(Michael McCloskey/iStockphoto)

Barbra Streisand is co-founder of the Women’s Heart Alliance.

My eyes were opened to gender inequality when I was 26.

I’d decided I wanted to make a movie based on Isaac Bashevis Singer’s story of Yentl, a young woman who has to pretend she’s a man to get an education. It was hard to convince anyone that an actress could direct, that a woman could manage a budget or that a mainstream audience would care about this scholarly female protagonist. Multiple studios turned us down. Yentl took 14 years to get made. I’m proud to say it came in on budget and went on to win several major awards. But, more important, it ignited my passion for ensuring women get the same chances in life as men.

Many years later, I was staggered to learn about something called “the Yentl syndrome” — a phrase coined in 1991 by then-director of the National Institutes of Health Bernadine Healy to illuminate a medical disparity. Healy found that women who had heart attacks were not getting the same quality of care as men. Unless a woman’s symptoms looked just like a man’s, too often she would be misdiagnosed or undertreated — which helps explain why, for the past 30 years, more women than men have died of heart disease.

In other words, when it came to heart disease, women weren’t getting the same chance in life, literally. And that’s still true. Too many women are dying before their time — our mothers, sisters, daughters, friends and co-workers.

We’ve got to focus people’s minds on the battle for women’s hearts.

Many people have no idea that heart disease kills a woman almost every minute or that the incidence of heart attacks in younger women has been increasing. Many don’t know that women’s heart disease symptoms are frequently different from or more subtle than men’s, that their first signs of a heart attack may be nausea, backache, extreme fatigue or shortness of breath, instead of crushing pain in the chest.

Many people are unaware that women who have heart attacks are more likely than men to die within a year. Most have no clue that heart research is primarily done on males, right down to the mice in the labs.

So, while we’ve made important progress against heart disease in women, we need to finish the fight. And we need everyone, women and men, to make this a priority.

First, we need to create vigorous awareness campaigns that reach the groups most at risk. Nearly half of African American women have some form of cardiovascular disease, yet only 36 percent are aware that heart disease is the leading cause of death for this demographic group. Let’s take inspiration from the fight against breast cancer, which has helped reduce death rates by a third from their peak. Today, breast cancer kills about 1 in 31 women, while heart disease kills 1 in 3.

Second, we need to maximize the screening opportunities we already have. Heart disease is largely preventable, but people need proactive screening and support. More than 86 percent of U.S. women say they met with a health-care professional in the past year, so let’s make sure patients and doctors alike prioritize assessing heart health as a part of those encounters. What we don’t know can hurt us: 64 percent of women who die suddenly of coronary heart disease show no prior symptoms.

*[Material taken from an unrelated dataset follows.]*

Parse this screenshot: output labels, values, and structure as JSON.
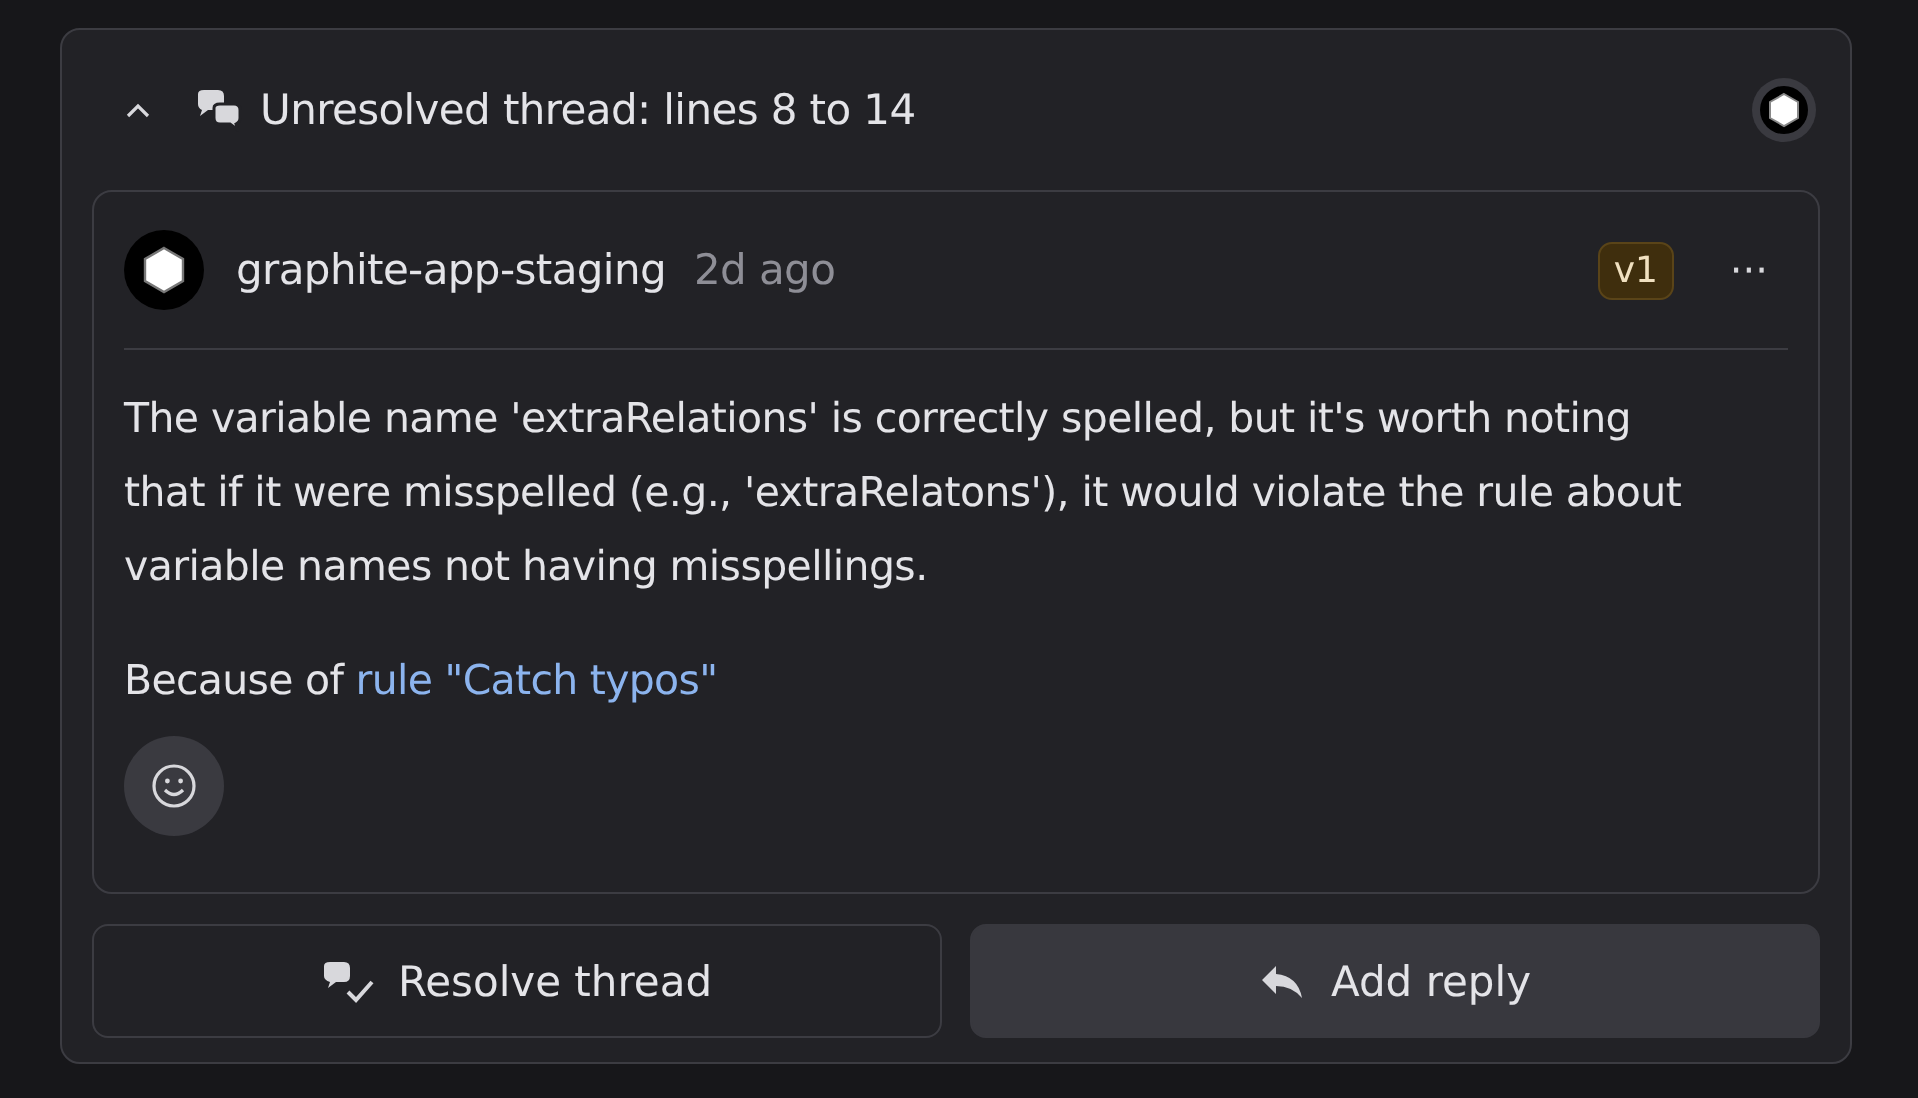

Third, we need more aggressive investment in diagnostics and treatments and to develop new tools and testing standards specifically for women. Cardiovascular disease claims more lives than all cancers combined; let’s attack it with the same intensity and determination we’ve brought to cancer.

Fourth, we need to ensure women’s full representation in biomedical studies. I’m encouraged that the NIH recently imposed new requirements to ensure experiments include female lab animals and cell lines, but there’s more work to be done. The Food and Drug Administration’s new online “Drug Trial Snapshots” reveal the persistent gender and racial imbalances in pharmaceutical trials. I hope these revelations will spark changes in how products and devices are approved. Women account for more than half of heart disease deaths, so why are they only one-third of participants in cardiovascular disease trials?

We must inspire everyone to join forces against this killer, with all the energy and ingenuity that make this country great. Let’s not miss a beat in promoting heart health and saving women’s lives.